ORIGINALLY PUBLISHED IN DE MODE OCT-NOV-DEC 2022 (Vol V, Issue XXVIII)
Article Published on: 2ND JAN 2023 | www.demodemagazine.com
WRITTEN BY "JEANNE LEA DELAHOUSIE", GUEST WRITER (FASHION) & PHOTOGRAPHED BY MICHAEL FOUST, PHOTO-JOURNALIST (DE MODE)
In grievances of the Queen’s passing, London Fashion Week took the time to postpone many of the runway and presentation showcases. All in Royal fashion; the designers still came together to honor and celebrate the life of Queen Elizabeth.

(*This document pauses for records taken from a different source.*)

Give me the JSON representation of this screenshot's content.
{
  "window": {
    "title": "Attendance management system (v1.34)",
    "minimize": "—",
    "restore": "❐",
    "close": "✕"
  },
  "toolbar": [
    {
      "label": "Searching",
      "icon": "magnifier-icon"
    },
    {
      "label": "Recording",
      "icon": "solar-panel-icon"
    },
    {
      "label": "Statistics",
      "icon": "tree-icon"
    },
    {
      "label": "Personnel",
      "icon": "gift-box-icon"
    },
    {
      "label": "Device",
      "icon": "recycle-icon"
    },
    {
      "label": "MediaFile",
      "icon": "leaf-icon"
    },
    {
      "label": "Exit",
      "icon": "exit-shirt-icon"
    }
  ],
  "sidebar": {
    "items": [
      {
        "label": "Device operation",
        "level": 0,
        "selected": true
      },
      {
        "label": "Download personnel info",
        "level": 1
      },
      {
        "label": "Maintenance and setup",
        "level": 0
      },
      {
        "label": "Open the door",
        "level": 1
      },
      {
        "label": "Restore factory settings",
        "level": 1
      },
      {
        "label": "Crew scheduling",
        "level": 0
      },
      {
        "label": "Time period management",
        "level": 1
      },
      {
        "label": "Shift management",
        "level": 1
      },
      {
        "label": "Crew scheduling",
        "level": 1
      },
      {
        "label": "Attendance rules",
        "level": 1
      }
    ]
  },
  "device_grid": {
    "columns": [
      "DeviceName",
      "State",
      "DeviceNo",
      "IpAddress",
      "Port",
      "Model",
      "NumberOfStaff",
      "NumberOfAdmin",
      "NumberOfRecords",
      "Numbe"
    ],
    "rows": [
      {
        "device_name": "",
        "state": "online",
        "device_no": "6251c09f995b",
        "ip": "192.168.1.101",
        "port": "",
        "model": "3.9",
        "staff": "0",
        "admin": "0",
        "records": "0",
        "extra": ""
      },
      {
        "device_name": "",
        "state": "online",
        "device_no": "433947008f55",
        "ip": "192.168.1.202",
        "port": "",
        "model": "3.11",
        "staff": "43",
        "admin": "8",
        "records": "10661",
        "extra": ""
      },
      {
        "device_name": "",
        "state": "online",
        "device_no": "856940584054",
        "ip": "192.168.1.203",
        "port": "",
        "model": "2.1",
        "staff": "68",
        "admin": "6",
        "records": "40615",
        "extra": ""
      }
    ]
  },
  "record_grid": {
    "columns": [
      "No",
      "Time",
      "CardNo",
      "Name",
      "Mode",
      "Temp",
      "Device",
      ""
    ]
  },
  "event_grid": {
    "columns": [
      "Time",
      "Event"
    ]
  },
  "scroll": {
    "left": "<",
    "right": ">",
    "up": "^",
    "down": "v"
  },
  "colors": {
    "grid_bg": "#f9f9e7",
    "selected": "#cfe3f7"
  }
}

The UK native, Christopher Kane held a moment of silence in honor of Her Majesty. Accompanied by his subversive collection, Kane draws out the excess and boils us down to the perfumed proxy of life and death. With his frank gestures to sexuality, the transparent clear vinyl body braces, and lace trimmed double-sided skirts, fabric that depicted the soft tissues of muscles onto the silhouette developed a sense of authority to each movement. Reconstructing femininity has always been a focal point in Kane’s collections; this time built by blunt muscle tissues and clear rib cages, which asks the question: “what really lies underneath?” Are we slicing the barrier of clothes as they go beyond the skin? The steady hand incision outlined the breast bone, cupping in soft foam green and light pink dewy silk remained obvious, resembling such a delicious pirouette cake that would be savored at high tea.

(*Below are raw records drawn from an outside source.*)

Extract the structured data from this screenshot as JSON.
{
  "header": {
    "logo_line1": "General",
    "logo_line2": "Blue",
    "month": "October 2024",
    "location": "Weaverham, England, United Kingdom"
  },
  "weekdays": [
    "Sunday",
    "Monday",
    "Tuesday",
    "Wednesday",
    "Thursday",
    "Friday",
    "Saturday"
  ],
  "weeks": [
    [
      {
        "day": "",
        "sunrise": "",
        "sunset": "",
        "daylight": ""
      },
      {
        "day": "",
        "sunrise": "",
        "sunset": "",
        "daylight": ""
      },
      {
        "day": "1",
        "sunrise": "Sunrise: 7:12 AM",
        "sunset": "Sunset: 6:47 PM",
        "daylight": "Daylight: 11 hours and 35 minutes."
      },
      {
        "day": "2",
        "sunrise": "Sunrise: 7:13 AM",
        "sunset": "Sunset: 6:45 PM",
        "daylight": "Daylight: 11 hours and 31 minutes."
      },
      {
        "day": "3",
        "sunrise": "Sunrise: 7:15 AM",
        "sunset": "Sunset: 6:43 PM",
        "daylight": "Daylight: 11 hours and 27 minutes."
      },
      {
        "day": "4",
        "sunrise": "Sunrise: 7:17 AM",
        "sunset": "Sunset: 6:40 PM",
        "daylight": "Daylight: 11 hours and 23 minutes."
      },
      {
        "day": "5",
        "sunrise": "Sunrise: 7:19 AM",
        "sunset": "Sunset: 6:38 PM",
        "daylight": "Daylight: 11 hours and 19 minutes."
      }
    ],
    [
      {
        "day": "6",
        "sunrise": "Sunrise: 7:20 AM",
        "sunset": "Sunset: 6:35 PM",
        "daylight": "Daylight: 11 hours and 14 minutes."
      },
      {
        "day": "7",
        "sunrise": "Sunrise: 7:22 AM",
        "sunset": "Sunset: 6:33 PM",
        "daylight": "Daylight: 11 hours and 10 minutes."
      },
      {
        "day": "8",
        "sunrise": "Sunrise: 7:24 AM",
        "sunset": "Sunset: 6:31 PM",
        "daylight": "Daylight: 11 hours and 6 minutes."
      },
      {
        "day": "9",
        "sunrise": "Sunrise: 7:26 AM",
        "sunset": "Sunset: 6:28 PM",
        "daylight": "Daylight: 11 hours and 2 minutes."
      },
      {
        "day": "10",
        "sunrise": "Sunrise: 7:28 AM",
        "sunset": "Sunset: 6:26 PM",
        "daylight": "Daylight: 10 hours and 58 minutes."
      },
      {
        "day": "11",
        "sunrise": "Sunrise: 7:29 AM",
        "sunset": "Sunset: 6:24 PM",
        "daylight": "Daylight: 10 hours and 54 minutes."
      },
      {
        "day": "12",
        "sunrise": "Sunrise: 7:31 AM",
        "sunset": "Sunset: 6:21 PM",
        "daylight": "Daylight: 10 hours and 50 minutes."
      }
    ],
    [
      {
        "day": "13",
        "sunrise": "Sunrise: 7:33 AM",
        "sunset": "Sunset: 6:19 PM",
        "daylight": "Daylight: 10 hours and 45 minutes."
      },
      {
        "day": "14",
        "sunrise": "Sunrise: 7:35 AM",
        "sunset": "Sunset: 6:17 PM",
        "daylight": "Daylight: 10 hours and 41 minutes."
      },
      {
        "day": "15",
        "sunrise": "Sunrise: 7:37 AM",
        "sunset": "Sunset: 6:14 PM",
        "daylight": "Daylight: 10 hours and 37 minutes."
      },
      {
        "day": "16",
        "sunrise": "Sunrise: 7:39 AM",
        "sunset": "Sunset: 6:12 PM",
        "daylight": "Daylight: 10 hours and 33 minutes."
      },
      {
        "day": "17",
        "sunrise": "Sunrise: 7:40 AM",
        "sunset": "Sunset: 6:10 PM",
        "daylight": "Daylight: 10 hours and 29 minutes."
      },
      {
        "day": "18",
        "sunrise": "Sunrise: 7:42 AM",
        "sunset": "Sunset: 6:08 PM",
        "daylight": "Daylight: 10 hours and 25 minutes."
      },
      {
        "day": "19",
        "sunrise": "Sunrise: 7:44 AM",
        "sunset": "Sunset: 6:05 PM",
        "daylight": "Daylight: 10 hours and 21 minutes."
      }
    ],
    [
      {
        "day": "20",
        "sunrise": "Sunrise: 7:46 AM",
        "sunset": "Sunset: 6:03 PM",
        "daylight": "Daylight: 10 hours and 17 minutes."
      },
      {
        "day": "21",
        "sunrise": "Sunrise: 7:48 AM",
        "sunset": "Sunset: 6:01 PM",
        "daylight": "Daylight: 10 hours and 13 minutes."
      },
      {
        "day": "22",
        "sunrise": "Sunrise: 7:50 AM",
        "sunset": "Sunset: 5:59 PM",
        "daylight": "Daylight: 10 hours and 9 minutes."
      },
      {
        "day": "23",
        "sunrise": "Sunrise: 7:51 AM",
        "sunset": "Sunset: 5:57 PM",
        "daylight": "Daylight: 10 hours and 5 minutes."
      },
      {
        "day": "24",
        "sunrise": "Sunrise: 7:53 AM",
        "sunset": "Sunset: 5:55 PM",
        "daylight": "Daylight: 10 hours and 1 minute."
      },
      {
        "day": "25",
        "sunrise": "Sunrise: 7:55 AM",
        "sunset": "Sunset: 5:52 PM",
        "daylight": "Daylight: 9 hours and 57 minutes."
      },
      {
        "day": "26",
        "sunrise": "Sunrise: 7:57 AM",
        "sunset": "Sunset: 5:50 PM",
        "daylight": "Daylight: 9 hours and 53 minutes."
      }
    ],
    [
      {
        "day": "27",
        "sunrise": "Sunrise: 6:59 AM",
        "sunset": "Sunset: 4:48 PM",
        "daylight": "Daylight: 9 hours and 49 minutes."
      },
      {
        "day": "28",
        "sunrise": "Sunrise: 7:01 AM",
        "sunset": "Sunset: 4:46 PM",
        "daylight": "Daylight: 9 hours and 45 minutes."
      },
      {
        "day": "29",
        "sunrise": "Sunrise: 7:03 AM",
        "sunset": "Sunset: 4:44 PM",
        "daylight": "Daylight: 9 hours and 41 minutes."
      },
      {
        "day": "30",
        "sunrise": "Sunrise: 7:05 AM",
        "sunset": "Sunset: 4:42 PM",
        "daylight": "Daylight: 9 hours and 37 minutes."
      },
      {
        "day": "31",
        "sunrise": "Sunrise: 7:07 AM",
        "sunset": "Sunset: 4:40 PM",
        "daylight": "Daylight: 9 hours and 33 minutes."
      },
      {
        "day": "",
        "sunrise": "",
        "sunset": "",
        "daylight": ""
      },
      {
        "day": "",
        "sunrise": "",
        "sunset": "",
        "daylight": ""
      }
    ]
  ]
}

Gracing his true nature to one of the queen’s worldly displays. Kane is giving us a visual of what is inside, and how toilsome textures become capable. How his literal “body of work” is perceived and dissected. How the woman’s image is grappled between sexuality and sheath, the dexterity for both, and Kane’s nature to do the incomprehensible. Where the printed florals cyclically compromise in Kane's collections, formulate naturalist homages, mentioned in his note: “they are symbolic for life and death, celebrations and condolences”, through the use of juxtaposed materials. An honest disrupter in ‘arcane’ fashion, Christopher can take a casual message, as we have seen in previous collections like “More Joy”, and carefully composes his orchestra to a respected crescendo, tethered to the rhythm of time simultaneously knowing when to break boundaries creating new textures and reinstating old ones.